◆ **Aim of the exercise**
Filter the entries for the word "kind". Copy each line in which it occurs.

◆ **Excerpted records**
§ §
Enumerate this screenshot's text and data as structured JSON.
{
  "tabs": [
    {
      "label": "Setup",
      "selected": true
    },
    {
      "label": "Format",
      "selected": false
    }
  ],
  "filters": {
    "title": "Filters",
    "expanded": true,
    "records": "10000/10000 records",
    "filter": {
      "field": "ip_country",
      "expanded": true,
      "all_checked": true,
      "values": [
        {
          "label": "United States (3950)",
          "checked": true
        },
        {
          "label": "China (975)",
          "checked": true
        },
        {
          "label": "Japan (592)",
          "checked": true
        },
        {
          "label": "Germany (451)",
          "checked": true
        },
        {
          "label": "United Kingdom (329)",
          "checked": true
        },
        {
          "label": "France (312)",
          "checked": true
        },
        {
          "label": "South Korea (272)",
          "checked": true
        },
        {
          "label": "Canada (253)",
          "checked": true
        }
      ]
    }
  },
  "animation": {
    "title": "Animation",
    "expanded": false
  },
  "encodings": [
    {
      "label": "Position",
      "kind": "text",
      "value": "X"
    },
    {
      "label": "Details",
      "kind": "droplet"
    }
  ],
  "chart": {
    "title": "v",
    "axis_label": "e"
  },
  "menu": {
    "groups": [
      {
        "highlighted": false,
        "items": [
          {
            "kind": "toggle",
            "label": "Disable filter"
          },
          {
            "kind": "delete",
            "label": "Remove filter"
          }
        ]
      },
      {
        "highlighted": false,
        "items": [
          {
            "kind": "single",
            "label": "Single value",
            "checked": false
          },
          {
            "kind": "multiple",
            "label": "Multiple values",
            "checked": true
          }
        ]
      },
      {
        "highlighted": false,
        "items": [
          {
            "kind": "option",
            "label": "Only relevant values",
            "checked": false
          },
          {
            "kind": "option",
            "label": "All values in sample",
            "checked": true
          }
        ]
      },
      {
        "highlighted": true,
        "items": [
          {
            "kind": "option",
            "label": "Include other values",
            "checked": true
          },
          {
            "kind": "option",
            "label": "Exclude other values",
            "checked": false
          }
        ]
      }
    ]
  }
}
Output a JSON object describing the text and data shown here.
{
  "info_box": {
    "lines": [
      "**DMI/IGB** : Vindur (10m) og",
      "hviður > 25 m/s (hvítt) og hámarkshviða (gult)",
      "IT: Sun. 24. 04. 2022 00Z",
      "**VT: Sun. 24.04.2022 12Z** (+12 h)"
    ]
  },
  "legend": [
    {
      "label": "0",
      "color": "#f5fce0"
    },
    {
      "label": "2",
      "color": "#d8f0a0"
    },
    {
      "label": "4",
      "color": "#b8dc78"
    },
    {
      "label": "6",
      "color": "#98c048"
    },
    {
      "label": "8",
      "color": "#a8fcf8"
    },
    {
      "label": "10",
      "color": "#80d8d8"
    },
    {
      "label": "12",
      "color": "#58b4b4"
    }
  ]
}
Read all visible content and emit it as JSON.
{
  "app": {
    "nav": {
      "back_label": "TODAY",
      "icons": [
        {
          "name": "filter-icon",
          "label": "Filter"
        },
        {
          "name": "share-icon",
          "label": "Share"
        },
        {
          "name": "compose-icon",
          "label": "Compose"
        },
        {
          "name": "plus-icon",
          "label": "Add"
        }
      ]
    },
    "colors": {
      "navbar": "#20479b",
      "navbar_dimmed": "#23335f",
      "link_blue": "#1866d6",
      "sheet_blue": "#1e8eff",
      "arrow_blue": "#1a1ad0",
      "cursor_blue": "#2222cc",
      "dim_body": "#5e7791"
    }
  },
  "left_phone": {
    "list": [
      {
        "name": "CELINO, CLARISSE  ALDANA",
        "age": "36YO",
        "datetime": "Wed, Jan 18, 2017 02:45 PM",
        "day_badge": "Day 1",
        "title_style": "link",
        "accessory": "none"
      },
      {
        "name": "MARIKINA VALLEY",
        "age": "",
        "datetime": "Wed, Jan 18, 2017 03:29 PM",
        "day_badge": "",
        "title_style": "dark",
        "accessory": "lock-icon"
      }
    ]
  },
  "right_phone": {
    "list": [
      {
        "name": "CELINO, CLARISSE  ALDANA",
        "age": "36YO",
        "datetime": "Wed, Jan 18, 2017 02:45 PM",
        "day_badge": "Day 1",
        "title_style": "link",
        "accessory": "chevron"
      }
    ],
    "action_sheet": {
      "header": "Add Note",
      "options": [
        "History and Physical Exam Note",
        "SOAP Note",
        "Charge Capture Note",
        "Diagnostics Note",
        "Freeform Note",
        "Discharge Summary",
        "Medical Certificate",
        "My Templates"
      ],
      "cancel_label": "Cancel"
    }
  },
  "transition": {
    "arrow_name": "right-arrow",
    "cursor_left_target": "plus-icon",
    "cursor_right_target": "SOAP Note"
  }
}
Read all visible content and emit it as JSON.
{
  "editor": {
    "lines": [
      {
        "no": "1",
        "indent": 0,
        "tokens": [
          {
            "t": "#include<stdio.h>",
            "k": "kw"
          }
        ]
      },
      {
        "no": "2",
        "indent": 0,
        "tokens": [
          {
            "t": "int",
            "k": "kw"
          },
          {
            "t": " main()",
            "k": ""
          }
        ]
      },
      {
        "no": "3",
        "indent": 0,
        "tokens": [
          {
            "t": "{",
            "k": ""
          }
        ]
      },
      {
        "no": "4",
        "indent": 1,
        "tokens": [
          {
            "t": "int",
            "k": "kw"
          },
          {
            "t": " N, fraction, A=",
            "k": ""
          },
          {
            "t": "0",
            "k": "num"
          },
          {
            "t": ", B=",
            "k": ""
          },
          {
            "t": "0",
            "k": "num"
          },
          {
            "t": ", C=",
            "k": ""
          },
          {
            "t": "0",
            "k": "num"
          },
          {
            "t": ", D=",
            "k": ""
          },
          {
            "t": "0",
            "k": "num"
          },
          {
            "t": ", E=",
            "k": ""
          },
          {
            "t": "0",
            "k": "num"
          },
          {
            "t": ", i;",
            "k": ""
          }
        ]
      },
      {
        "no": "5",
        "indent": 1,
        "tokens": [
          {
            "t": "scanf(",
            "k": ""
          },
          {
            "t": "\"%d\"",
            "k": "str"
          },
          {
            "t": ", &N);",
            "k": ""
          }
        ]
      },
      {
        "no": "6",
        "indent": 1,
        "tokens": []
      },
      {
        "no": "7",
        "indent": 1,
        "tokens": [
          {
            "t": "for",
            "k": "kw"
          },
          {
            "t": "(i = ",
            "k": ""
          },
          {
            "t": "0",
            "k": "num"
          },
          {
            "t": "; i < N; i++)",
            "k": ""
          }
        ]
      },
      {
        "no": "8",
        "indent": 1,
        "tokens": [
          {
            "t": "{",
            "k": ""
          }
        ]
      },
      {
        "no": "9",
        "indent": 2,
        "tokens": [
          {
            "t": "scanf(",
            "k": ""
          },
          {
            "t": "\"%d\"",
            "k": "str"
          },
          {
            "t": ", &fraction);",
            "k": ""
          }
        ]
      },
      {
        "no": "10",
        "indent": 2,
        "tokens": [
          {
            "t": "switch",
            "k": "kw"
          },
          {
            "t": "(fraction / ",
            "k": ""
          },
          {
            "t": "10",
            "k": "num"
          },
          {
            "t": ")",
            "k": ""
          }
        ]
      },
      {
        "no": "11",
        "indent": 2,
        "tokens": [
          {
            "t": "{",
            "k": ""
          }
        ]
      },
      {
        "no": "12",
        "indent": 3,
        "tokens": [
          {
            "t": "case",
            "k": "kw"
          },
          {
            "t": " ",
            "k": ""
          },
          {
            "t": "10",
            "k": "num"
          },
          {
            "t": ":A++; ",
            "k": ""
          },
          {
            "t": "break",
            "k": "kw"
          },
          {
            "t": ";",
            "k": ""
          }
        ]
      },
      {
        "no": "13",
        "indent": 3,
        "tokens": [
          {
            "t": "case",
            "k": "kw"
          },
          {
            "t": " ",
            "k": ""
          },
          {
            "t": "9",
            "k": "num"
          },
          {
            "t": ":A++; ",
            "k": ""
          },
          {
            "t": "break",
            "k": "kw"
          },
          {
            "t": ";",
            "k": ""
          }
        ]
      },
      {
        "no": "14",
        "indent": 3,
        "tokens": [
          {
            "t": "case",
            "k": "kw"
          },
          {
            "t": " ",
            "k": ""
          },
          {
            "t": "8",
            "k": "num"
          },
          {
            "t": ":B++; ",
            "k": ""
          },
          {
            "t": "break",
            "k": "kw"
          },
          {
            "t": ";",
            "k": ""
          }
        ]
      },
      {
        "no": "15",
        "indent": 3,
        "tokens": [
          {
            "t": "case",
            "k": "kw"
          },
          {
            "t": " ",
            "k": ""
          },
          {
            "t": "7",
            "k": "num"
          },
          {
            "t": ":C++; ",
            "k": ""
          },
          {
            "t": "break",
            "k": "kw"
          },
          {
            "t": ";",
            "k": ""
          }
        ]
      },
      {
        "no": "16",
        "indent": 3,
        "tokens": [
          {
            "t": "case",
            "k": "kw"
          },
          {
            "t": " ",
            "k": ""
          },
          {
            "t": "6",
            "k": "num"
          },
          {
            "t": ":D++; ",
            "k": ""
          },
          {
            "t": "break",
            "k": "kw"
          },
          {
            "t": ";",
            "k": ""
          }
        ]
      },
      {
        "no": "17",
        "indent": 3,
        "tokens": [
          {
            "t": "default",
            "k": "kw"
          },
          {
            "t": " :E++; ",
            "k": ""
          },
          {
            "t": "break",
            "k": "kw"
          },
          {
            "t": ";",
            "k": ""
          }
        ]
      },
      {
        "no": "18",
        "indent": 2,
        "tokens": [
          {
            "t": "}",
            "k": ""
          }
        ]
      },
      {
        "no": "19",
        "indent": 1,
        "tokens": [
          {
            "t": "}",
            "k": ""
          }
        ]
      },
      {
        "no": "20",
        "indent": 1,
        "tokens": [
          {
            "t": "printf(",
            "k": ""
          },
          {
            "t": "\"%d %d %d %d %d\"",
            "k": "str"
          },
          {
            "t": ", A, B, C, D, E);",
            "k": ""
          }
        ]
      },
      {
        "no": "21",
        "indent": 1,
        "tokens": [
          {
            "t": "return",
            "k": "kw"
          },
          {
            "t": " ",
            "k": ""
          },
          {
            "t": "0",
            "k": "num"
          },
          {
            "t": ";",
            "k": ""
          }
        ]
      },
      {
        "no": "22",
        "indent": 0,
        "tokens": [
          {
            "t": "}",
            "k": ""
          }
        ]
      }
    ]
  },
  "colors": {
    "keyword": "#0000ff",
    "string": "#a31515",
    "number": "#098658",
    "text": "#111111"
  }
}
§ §
◆ **Task response**
      "kind": "text",
      "kind": "droplet"
            "kind": "toggle",
            "kind": "delete",
            "kind": "single",
            "kind": "multiple",
            "kind": "option",
            "kind": "option",
            "kind": "option",
            "kind": "option",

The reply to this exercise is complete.